Stored items
BEGIN
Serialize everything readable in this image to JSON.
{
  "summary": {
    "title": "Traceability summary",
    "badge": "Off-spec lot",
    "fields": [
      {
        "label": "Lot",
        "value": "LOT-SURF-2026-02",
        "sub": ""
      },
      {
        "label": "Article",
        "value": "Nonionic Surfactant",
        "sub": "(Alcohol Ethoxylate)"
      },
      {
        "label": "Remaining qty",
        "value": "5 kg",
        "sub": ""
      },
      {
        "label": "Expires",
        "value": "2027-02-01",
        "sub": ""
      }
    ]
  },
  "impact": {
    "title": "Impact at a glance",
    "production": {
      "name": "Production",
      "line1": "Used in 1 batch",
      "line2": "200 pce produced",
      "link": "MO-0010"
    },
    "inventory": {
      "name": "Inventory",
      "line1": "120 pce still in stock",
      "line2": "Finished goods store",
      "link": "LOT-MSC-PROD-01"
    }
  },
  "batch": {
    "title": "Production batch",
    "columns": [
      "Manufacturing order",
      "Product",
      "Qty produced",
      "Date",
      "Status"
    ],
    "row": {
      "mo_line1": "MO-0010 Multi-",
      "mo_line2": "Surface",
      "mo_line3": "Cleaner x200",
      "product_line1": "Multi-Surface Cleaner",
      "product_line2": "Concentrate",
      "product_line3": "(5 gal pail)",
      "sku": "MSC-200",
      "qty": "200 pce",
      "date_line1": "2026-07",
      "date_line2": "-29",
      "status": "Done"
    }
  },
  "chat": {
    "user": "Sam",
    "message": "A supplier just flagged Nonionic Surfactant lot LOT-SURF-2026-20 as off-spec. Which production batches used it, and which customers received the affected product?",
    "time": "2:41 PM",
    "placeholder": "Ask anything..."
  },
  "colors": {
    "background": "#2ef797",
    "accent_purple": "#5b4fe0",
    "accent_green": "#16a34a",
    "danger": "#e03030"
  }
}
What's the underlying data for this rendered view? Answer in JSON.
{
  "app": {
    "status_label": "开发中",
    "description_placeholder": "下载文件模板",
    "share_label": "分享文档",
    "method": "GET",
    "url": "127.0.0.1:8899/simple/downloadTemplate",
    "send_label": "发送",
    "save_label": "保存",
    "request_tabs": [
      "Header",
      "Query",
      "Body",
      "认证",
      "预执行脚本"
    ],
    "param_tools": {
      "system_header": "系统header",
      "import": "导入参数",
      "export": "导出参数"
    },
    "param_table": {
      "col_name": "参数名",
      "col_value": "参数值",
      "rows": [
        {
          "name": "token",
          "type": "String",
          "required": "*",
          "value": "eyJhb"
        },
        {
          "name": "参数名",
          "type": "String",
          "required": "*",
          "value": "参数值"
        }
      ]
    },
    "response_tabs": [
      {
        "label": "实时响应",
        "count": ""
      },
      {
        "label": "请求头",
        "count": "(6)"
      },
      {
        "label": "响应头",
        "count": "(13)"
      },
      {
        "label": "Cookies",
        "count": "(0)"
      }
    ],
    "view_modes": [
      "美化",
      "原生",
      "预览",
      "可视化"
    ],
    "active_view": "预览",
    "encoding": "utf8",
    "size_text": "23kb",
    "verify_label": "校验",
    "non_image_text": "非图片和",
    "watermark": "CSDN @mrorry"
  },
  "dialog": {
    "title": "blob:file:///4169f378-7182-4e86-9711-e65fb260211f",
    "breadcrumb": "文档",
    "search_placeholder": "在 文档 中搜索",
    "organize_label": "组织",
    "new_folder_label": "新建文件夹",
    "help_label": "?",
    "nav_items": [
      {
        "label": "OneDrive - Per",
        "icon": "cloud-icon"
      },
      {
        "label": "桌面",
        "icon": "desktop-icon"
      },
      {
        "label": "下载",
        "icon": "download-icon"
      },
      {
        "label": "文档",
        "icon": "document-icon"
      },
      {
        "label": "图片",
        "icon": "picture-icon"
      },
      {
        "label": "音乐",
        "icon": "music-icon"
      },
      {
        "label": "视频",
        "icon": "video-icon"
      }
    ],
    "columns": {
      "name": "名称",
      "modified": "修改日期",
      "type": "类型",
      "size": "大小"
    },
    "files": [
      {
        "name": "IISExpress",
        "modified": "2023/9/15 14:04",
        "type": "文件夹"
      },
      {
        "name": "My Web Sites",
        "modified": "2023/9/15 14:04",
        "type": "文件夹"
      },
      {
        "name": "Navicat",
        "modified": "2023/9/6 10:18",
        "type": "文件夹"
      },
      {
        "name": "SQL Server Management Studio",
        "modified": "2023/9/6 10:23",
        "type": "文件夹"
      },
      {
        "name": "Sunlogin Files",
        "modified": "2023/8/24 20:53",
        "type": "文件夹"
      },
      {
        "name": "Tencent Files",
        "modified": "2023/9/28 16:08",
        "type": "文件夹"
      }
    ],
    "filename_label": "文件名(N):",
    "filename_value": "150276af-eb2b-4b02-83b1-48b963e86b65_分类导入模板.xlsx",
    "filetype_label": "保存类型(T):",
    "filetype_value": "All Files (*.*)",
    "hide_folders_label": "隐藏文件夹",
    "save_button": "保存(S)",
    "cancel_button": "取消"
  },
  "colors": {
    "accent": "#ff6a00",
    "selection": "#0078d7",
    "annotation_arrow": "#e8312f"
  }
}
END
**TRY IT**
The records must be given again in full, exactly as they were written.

**ANSWER FOR THE TASK**
Serialize everything readable in this image to JSON.
{
  "summary": {
    "title": "Traceability summary",
    "badge": "Off-spec lot",
    "fields": [
      {
        "label": "Lot",
        "value": "LOT-SURF-2026-02",
        "sub": ""
      },
      {
        "label": "Article",
        "value": "Nonionic Surfactant",
        "sub": "(Alcohol Ethoxylate)"
      },
      {
        "label": "Remaining qty",
        "value": "5 kg",
        "sub": ""
      },
      {
        "label": "Expires",
        "value": "2027-02-01",
        "sub": ""
      }
    ]
  },
  "impact": {
    "title": "Impact at a glance",
    "production": {
      "name": "Production",
      "line1": "Used in 1 batch",
      "line2": "200 pce produced",
      "link": "MO-0010"
    },
    "inventory": {
      "name": "Inventory",
      "line1": "120 pce still in stock",
      "line2": "Finished goods store",
      "link": "LOT-MSC-PROD-01"
    }
  },
  "batch": {
    "title": "Production batch",
    "columns": [
      "Manufacturing order",
      "Product",
      "Qty produced",
      "Date",
      "Status"
    ],
    "row": {
      "mo_line1": "MO-0010 Multi-",
      "mo_line2": "Surface",
      "mo_line3": "Cleaner x200",
      "product_line1": "Multi-Surface Cleaner",
      "product_line2": "Concentrate",
      "product_line3": "(5 gal pail)",
      "sku": "MSC-200",
      "qty": "200 pce",
      "date_line1": "2026-07",
      "date_line2": "-29",
      "status": "Done"
    }
  },
  "chat": {
    "user": "Sam",
    "message": "A supplier just flagged Nonionic Surfactant lot LOT-SURF-2026-20 as off-spec. Which production batches used it, and which customers received the affected product?",
    "time": "2:41 PM",
    "placeholder": "Ask anything..."
  },
  "colors": {
    "background": "#2ef797",
    "accent_purple": "#5b4fe0",
    "accent_green": "#16a34a",
    "danger": "#e03030"
  }
}
What's the underlying data for this rendered view? Answer in JSON.
{
  "app": {
    "status_label": "开发中",
    "description_placeholder": "下载文件模板",
    "share_label": "分享文档",
    "method": "GET",
    "url": "127.0.0.1:8899/simple/downloadTemplate",
    "send_label": "发送",
    "save_label": "保存",
    "request_tabs": [
      "Header",
      "Query",
      "Body",
      "认证",
      "预执行脚本"
    ],
    "param_tools": {
      "system_header": "系统header",
      "import": "导入参数",
      "export": "导出参数"
    },
    "param_table": {
      "col_name": "参数名",
      "col_value": "参数值",
      "rows": [
        {
          "name": "token",
          "type": "String",
          "required": "*",
          "value": "eyJhb"
        },
        {
          "name": "参数名",
          "type": "String",
          "required": "*",
          "value": "参数值"
        }
      ]
    },
    "response_tabs": [
      {
        "label": "实时响应",
        "count": ""
      },
      {
        "label": "请求头",
        "count": "(6)"
      },
      {
        "label": "响应头",
        "count": "(13)"
      },
      {
        "label": "Cookies",
        "count": "(0)"
      }
    ],
    "view_modes": [
      "美化",
      "原生",
      "预览",
      "可视化"
    ],
    "active_view": "预览",
    "encoding": "utf8",
    "size_text": "23kb",
    "verify_label": "校验",
    "non_image_text": "非图片和",
    "watermark": "CSDN @mrorry"
  },
  "dialog": {
    "title": "blob:file:///4169f378-7182-4e86-9711-e65fb260211f",
    "breadcrumb": "文档",
    "search_placeholder": "在 文档 中搜索",
    "organize_label": "组织",
    "new_folder_label": "新建文件夹",
    "help_label": "?",
    "nav_items": [
      {
        "label": "OneDrive - Per",
        "icon": "cloud-icon"
      },
      {
        "label": "桌面",
        "icon": "desktop-icon"
      },
      {
        "label": "下载",
        "icon": "download-icon"
      },
      {
        "label": "文档",
        "icon": "document-icon"
      },
      {
        "label": "图片",
        "icon": "picture-icon"
      },
      {
        "label": "音乐",
        "icon": "music-icon"
      },
      {
        "label": "视频",
        "icon": "video-icon"
      }
    ],
    "columns": {
      "name": "名称",
      "modified": "修改日期",
      "type": "类型",
      "size": "大小"
    },
    "files": [
      {
        "name": "IISExpress",
        "modified": "2023/9/15 14:04",
        "type": "文件夹"
      },
      {
        "name": "My Web Sites",
        "modified": "2023/9/15 14:04",
        "type": "文件夹"
      },
      {
        "name": "Navicat",
        "modified": "2023/9/6 10:18",
        "type": "文件夹"
      },
      {
        "name": "SQL Server Management Studio",
        "modified": "2023/9/6 10:23",
        "type": "文件夹"
      },
      {
        "name": "Sunlogin Files",
        "modified": "2023/8/24 20:53",
        "type": "文件夹"
      },
      {
        "name": "Tencent Files",
        "modified": "2023/9/28 16:08",
        "type": "文件夹"
      }
    ],
    "filename_label": "文件名(N):",
    "filename_value": "150276af-eb2b-4b02-83b1-48b963e86b65_分类导入模板.xlsx",
    "filetype_label": "保存类型(T):",
    "filetype_value": "All Files (*.*)",
    "hide_folders_label": "隐藏文件夹",
    "save_button": "保存(S)",
    "cancel_button": "取消"
  },
  "colors": {
    "accent": "#ff6a00",
    "selection": "#0078d7",
    "annotation_arrow": "#e8312f"
  }
}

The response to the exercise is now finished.